There are certain books you look back on, years later, and think, “That was some story!” This is one of those books. It is a touching, emotional story made all the more so because its narrator is a dog facing his approaching death. As the story begins, Enzo the dog is ready to accept his fate; in fact, in a way he welcomes it as he believes – based on what he observed on a public television documentary – that his soul will then be freed to return to life as a human being. Enzo’s life-long study of these creatures with opposable thumbs and the ability to speak clearly has convinced him that he’ll do quite well in his next life.
While this story will leave you with a warm and fuzzy heart (and moist eyes) at the conclusion, it is filled with a lot of the negative things that can happen to people in this life… which is why the tale includes stops at a jail, a criminal courtroom, a hospital, and a cemetery. Even two-thirds or three-fourths of the way through you’ll begin to doubt that there can be such a thing as a happy conclusion.

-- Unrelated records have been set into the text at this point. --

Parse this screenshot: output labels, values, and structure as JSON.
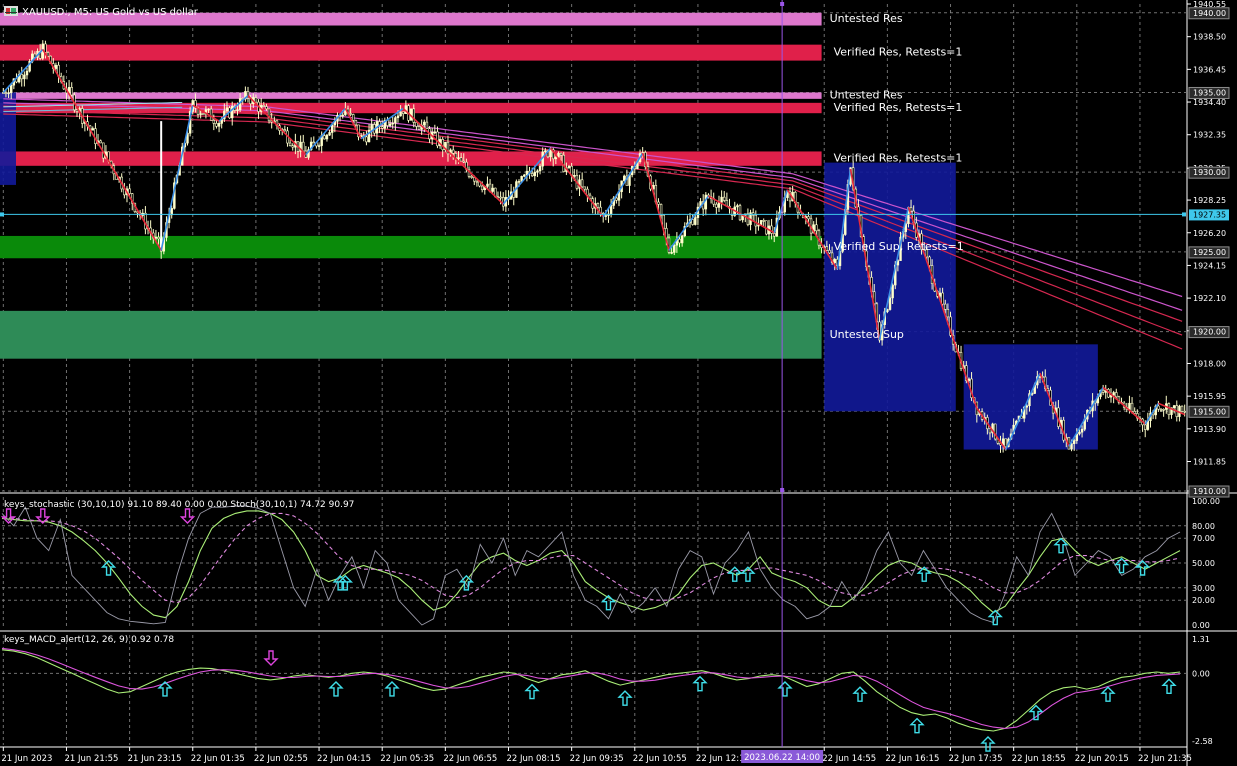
{
  "header": {
    "symbol_label": "XAUUSD., M5: US Gold vs US dollar",
    "stoch_label": "keys_stochastic (30,10,10) 91.10 89.40 0.00 0.00 Stoch(30,10,1) 74.72 90.97",
    "macd_label": "keys_MACD_alert(12, 26, 9) 0.92 0.78"
  },
  "colors": {
    "background": "#000000",
    "grid": "#8c8c8c",
    "candle": "#ffffcc",
    "zigzag_down": "#e8293a",
    "zigzag_up": "#3a8ee6",
    "ma_band": "#d62850",
    "ma_band_magenta": "#cc55cc",
    "zone_untested_res": "#dd77cc",
    "zone_verified_res": "#e0204a",
    "zone_verified_sup": "#0a8a0a",
    "zone_untested_sup": "#2e8b57",
    "box_blue": "#121a9a",
    "crosshair_h": "#3ec8ec",
    "crosshair_v": "#9a55e8",
    "stoch_main": "#aaee77",
    "stoch_signal": "#dd88dd",
    "stoch_fast": "#9a9aa8",
    "macd_main": "#aaee77",
    "macd_signal": "#dd55dd",
    "arrow_up": "#3fdde8",
    "arrow_down": "#dd44dd"
  },
  "price_axis": {
    "ticks": [
      "1940.55",
      "1938.50",
      "1936.45",
      "1934.40",
      "1932.35",
      "1930.25",
      "1928.25",
      "1926.20",
      "1924.15",
      "1922.10",
      "1920.05",
      "1918.00",
      "1915.95",
      "1913.90",
      "1911.85",
      "1910.00"
    ],
    "tick_values": [
      1940.55,
      1938.5,
      1936.45,
      1934.4,
      1932.35,
      1930.25,
      1928.25,
      1926.2,
      1924.15,
      1922.1,
      1920.05,
      1918.0,
      1915.95,
      1913.9,
      1911.85,
      1910.0
    ],
    "boxed_labels": [
      {
        "text": "1940.00",
        "value": 1940.0
      },
      {
        "text": "1935.00",
        "value": 1935.0
      },
      {
        "text": "1930.00",
        "value": 1930.0
      },
      {
        "text": "1925.00",
        "value": 1925.0
      },
      {
        "text": "1920.00",
        "value": 1920.0
      },
      {
        "text": "1915.00",
        "value": 1915.0
      },
      {
        "text": "1910.00",
        "value": 1910.0
      }
    ],
    "current_price": {
      "text": "1927.35",
      "value": 1927.35
    }
  },
  "time_axis": {
    "labels": [
      "21 Jun 2023",
      "21 Jun 21:55",
      "21 Jun 23:15",
      "22 Jun 01:35",
      "22 Jun 02:55",
      "22 Jun 04:15",
      "22 Jun 05:35",
      "22 Jun 06:55",
      "22 Jun 08:15",
      "22 Jun 09:35",
      "22 Jun 10:55",
      "22 Jun 12:15",
      "22 Jun 14:55",
      "22 Jun 16:15",
      "22 Jun 17:35",
      "22 Jun 18:55",
      "22 Jun 20:15",
      "22 Jun 21:35"
    ],
    "label_bar_index": [
      0,
      24,
      48,
      72,
      96,
      120,
      144,
      168,
      192,
      216,
      240,
      264,
      312,
      336,
      360,
      384,
      408,
      432
    ],
    "cursor_time": "2023.06.22 14:00",
    "cursor_bar_index": 296
  },
  "zones": [
    {
      "label": "Untested Res",
      "kind": "untested_res",
      "top": 1940.0,
      "bottom": 1939.2,
      "end_bar": 311
    },
    {
      "label": "Verified Res, Retests=1",
      "kind": "verified_res",
      "top": 1938.0,
      "bottom": 1937.0,
      "end_bar": 311
    },
    {
      "label": "Untested Res",
      "kind": "untested_res",
      "top": 1935.0,
      "bottom": 1934.6,
      "end_bar": 311
    },
    {
      "label": "Verified Res, Retests=1",
      "kind": "verified_res",
      "top": 1934.35,
      "bottom": 1933.7,
      "end_bar": 311
    },
    {
      "label": "Verified Res, Retests=1",
      "kind": "verified_res",
      "top": 1931.3,
      "bottom": 1930.4,
      "end_bar": 311
    },
    {
      "label": "Verified Sup, Retests=1",
      "kind": "verified_sup",
      "top": 1926.0,
      "bottom": 1924.6,
      "end_bar": 311
    },
    {
      "label": "Untested Sup",
      "kind": "untested_sup",
      "top": 1921.3,
      "bottom": 1918.3,
      "end_bar": 311
    }
  ],
  "chart_data": [
    {
      "type": "candlestick",
      "title": "XAUUSD., M5: US Gold vs US dollar",
      "ylim": [
        1910.0,
        1940.55
      ],
      "bars": 450,
      "zigzag": [
        {
          "bar": 0,
          "price": 1935.0
        },
        {
          "bar": 15,
          "price": 1937.7
        },
        {
          "bar": 60,
          "price": 1925.1
        },
        {
          "bar": 72,
          "price": 1934.2
        },
        {
          "bar": 82,
          "price": 1933.2
        },
        {
          "bar": 93,
          "price": 1934.8
        },
        {
          "bar": 115,
          "price": 1931.1
        },
        {
          "bar": 130,
          "price": 1934.0
        },
        {
          "bar": 136,
          "price": 1932.1
        },
        {
          "bar": 152,
          "price": 1934.0
        },
        {
          "bar": 190,
          "price": 1928.0
        },
        {
          "bar": 208,
          "price": 1931.5
        },
        {
          "bar": 228,
          "price": 1927.2
        },
        {
          "bar": 243,
          "price": 1931.2
        },
        {
          "bar": 253,
          "price": 1925.1
        },
        {
          "bar": 268,
          "price": 1928.5
        },
        {
          "bar": 293,
          "price": 1926.2
        },
        {
          "bar": 298,
          "price": 1928.9
        },
        {
          "bar": 317,
          "price": 1923.9
        },
        {
          "bar": 322,
          "price": 1930.2
        },
        {
          "bar": 333,
          "price": 1919.5
        },
        {
          "bar": 344,
          "price": 1927.8
        },
        {
          "bar": 370,
          "price": 1915.2
        },
        {
          "bar": 381,
          "price": 1912.6
        },
        {
          "bar": 394,
          "price": 1917.4
        },
        {
          "bar": 405,
          "price": 1912.8
        },
        {
          "bar": 418,
          "price": 1916.5
        },
        {
          "bar": 434,
          "price": 1914.2
        },
        {
          "bar": 439,
          "price": 1915.5
        },
        {
          "bar": 449,
          "price": 1914.8
        }
      ],
      "boxes": [
        {
          "from_bar": 312,
          "to_bar": 362,
          "top": 1930.6,
          "bottom": 1915.0
        },
        {
          "from_bar": 365,
          "to_bar": 416,
          "top": 1919.2,
          "bottom": 1912.6
        }
      ]
    },
    {
      "type": "line",
      "title": "keys_stochastic (30,10,10) 91.10 89.40 0.00 0.00 Stoch(30,10,1) 74.72 90.97",
      "ylim": [
        0,
        100
      ],
      "levels": [
        0,
        20,
        30,
        50,
        70,
        80,
        100
      ],
      "level_labels": [
        "0.00",
        "20.00",
        "30.00",
        "50.00",
        "70.00",
        "80.00",
        "100.00"
      ],
      "series": [
        {
          "values": [
            86,
            85,
            84,
            84,
            83,
            80,
            75,
            68,
            60,
            50,
            38,
            25,
            15,
            8,
            6,
            15,
            35,
            60,
            78,
            86,
            90,
            92,
            92,
            90,
            85,
            75,
            60,
            40,
            35,
            38,
            45,
            48,
            45,
            42,
            38,
            30,
            20,
            12,
            15,
            25,
            38,
            50,
            55,
            58,
            52,
            48,
            52,
            58,
            60,
            50,
            35,
            28,
            22,
            18,
            15,
            12,
            14,
            18,
            25,
            38,
            48,
            50,
            45,
            40,
            45,
            55,
            42,
            38,
            35,
            30,
            20,
            15,
            15,
            22,
            30,
            40,
            48,
            52,
            50,
            45,
            42,
            40,
            35,
            28,
            18,
            10,
            15,
            28,
            40,
            55,
            68,
            70,
            60,
            52,
            48,
            52,
            55,
            50,
            45,
            50,
            55,
            60
          ]
        },
        {
          "values": [
            87,
            86,
            85,
            84,
            84,
            83,
            80,
            76,
            70,
            62,
            54,
            45,
            36,
            28,
            20,
            18,
            22,
            32,
            45,
            58,
            70,
            80,
            86,
            90,
            90,
            88,
            82,
            74,
            64,
            54,
            48,
            45,
            45,
            44,
            42,
            40,
            36,
            30,
            24,
            22,
            24,
            30,
            38,
            45,
            50,
            52,
            52,
            54,
            56,
            56,
            50,
            44,
            38,
            32,
            26,
            22,
            20,
            20,
            22,
            26,
            32,
            38,
            42,
            44,
            44,
            46,
            46,
            44,
            42,
            40,
            36,
            30,
            26,
            24,
            24,
            28,
            34,
            40,
            44,
            46,
            46,
            45,
            43,
            40,
            36,
            30,
            26,
            26,
            30,
            36,
            44,
            52,
            56,
            56,
            54,
            52,
            52,
            52,
            51,
            51,
            52,
            54
          ]
        },
        {
          "values": [
            90,
            80,
            95,
            70,
            60,
            85,
            40,
            30,
            20,
            10,
            5,
            3,
            2,
            1,
            2,
            40,
            70,
            90,
            95,
            95,
            96,
            96,
            94,
            90,
            60,
            30,
            15,
            45,
            20,
            40,
            55,
            30,
            60,
            50,
            20,
            10,
            0,
            5,
            40,
            45,
            30,
            65,
            50,
            70,
            40,
            60,
            55,
            65,
            75,
            40,
            20,
            15,
            5,
            25,
            10,
            18,
            30,
            15,
            45,
            60,
            55,
            25,
            50,
            60,
            75,
            45,
            30,
            20,
            15,
            5,
            8,
            15,
            35,
            20,
            35,
            60,
            75,
            50,
            40,
            60,
            45,
            30,
            20,
            10,
            5,
            2,
            25,
            55,
            40,
            75,
            90,
            70,
            40,
            50,
            60,
            55,
            40,
            45,
            55,
            60,
            70,
            75
          ]
        }
      ],
      "arrows_up_bars": [
        40,
        128,
        130,
        176,
        230,
        278,
        283,
        350,
        377,
        402,
        425,
        433
      ],
      "arrows_down_bars": [
        2,
        15,
        70
      ]
    },
    {
      "type": "line",
      "title": "keys_MACD_alert(12, 26, 9) 0.92 0.78",
      "ylim": [
        -2.58,
        1.31
      ],
      "level_labels": [
        "1.31",
        "0.00",
        "-2.58"
      ],
      "level_values": [
        1.31,
        0.0,
        -2.58
      ],
      "series": [
        {
          "values": [
            0.9,
            0.85,
            0.75,
            0.6,
            0.4,
            0.2,
            0.0,
            -0.2,
            -0.4,
            -0.6,
            -0.75,
            -0.7,
            -0.5,
            -0.3,
            -0.1,
            0.05,
            0.15,
            0.2,
            0.18,
            0.1,
            0.0,
            -0.1,
            -0.2,
            -0.25,
            -0.2,
            -0.1,
            -0.05,
            -0.1,
            -0.15,
            -0.1,
            0.0,
            0.05,
            0.0,
            -0.1,
            -0.25,
            -0.4,
            -0.55,
            -0.65,
            -0.6,
            -0.45,
            -0.3,
            -0.15,
            -0.05,
            0.05,
            0.0,
            -0.2,
            -0.35,
            -0.2,
            -0.05,
            0.0,
            0.1,
            -0.1,
            -0.3,
            -0.45,
            -0.35,
            -0.25,
            -0.15,
            -0.05,
            0.0,
            0.05,
            0.1,
            0.0,
            -0.15,
            -0.25,
            -0.2,
            -0.1,
            -0.05,
            -0.1,
            -0.3,
            -0.5,
            -0.4,
            -0.2,
            0.0,
            0.05,
            -0.3,
            -0.7,
            -1.0,
            -1.3,
            -1.5,
            -1.6,
            -1.55,
            -1.7,
            -1.9,
            -2.05,
            -2.15,
            -2.2,
            -2.1,
            -1.8,
            -1.4,
            -1.0,
            -0.7,
            -0.55,
            -0.5,
            -0.6,
            -0.5,
            -0.3,
            -0.15,
            -0.1,
            0.0,
            0.05,
            0.0,
            0.05
          ]
        },
        {
          "values": [
            0.95,
            0.9,
            0.82,
            0.7,
            0.55,
            0.38,
            0.2,
            0.02,
            -0.15,
            -0.32,
            -0.48,
            -0.58,
            -0.6,
            -0.52,
            -0.38,
            -0.22,
            -0.08,
            0.05,
            0.12,
            0.14,
            0.12,
            0.06,
            -0.02,
            -0.1,
            -0.16,
            -0.16,
            -0.12,
            -0.1,
            -0.12,
            -0.12,
            -0.08,
            -0.02,
            0.0,
            -0.04,
            -0.12,
            -0.22,
            -0.34,
            -0.46,
            -0.55,
            -0.56,
            -0.5,
            -0.38,
            -0.25,
            -0.12,
            -0.04,
            -0.08,
            -0.18,
            -0.22,
            -0.16,
            -0.08,
            0.0,
            0.02,
            -0.08,
            -0.22,
            -0.3,
            -0.3,
            -0.26,
            -0.18,
            -0.1,
            -0.04,
            0.02,
            0.02,
            -0.05,
            -0.14,
            -0.18,
            -0.16,
            -0.12,
            -0.1,
            -0.16,
            -0.28,
            -0.36,
            -0.32,
            -0.2,
            -0.08,
            -0.12,
            -0.3,
            -0.55,
            -0.82,
            -1.08,
            -1.3,
            -1.42,
            -1.52,
            -1.65,
            -1.8,
            -1.95,
            -2.05,
            -2.1,
            -2.05,
            -1.85,
            -1.55,
            -1.22,
            -0.95,
            -0.75,
            -0.68,
            -0.6,
            -0.48,
            -0.35,
            -0.24,
            -0.15,
            -0.08,
            -0.05,
            -0.02
          ]
        }
      ],
      "arrows_up_bars": [
        40,
        152,
        180,
        256,
        298,
        338,
        354,
        394,
        442,
        462,
        482,
        530
      ],
      "arrows_down_bars": [
        116
      ]
    }
  ]
}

But hang in there, reader, because author Garth Stein begins pulling the rabbits out of his writing hat in the very last pages; with this, his writing takes on a magical mystery.
As with Everything Matters! by Ron Currie, Jr., you won’t see the ending coming until it’s upon you. And as with Everything… there’s a fake ending followed by a reprise (or slight return as per Jimi Hendrix) that ties everything together. Maybe… Or maybe the final ending isn’t what it seems to be. This is something that will keep you thinking for a few days after finishing this novel.
I just hope and pray that if this fictional tale is made into a movie they don’t change a single thing – The Time Traveler’s Wife, anyone? – including maintaining Enzo as the narrator. Now, let’s see, who would be the voice of Enzo? Me, I hear Nicholas Cage when I think of Enzo, but that’s just me. As Enzo would say (or bark out), I know a lot about a lot of things, but not everything about everything.
Notes: This book was purchased by the reviewer. Also, if you read and enjoy The Art of Racing in the Rain, you will also likely enjoy reading the fun and marvelous Walking in Circles Before Lying Down: A Novel by Merrill Markoe. It’s another fine feast for dog-lovers, now available as a trade paperback (Villard, $13.95).
One response to “Baby Driver: The Art of Racing in the Rain”
I adored this book. I am a dog lover but not a race fan (at all) but thought the racing elements added so much to the story. They made sense! Who would play Enzo…Peter Coyote or Morgan Freeman would be fine with me.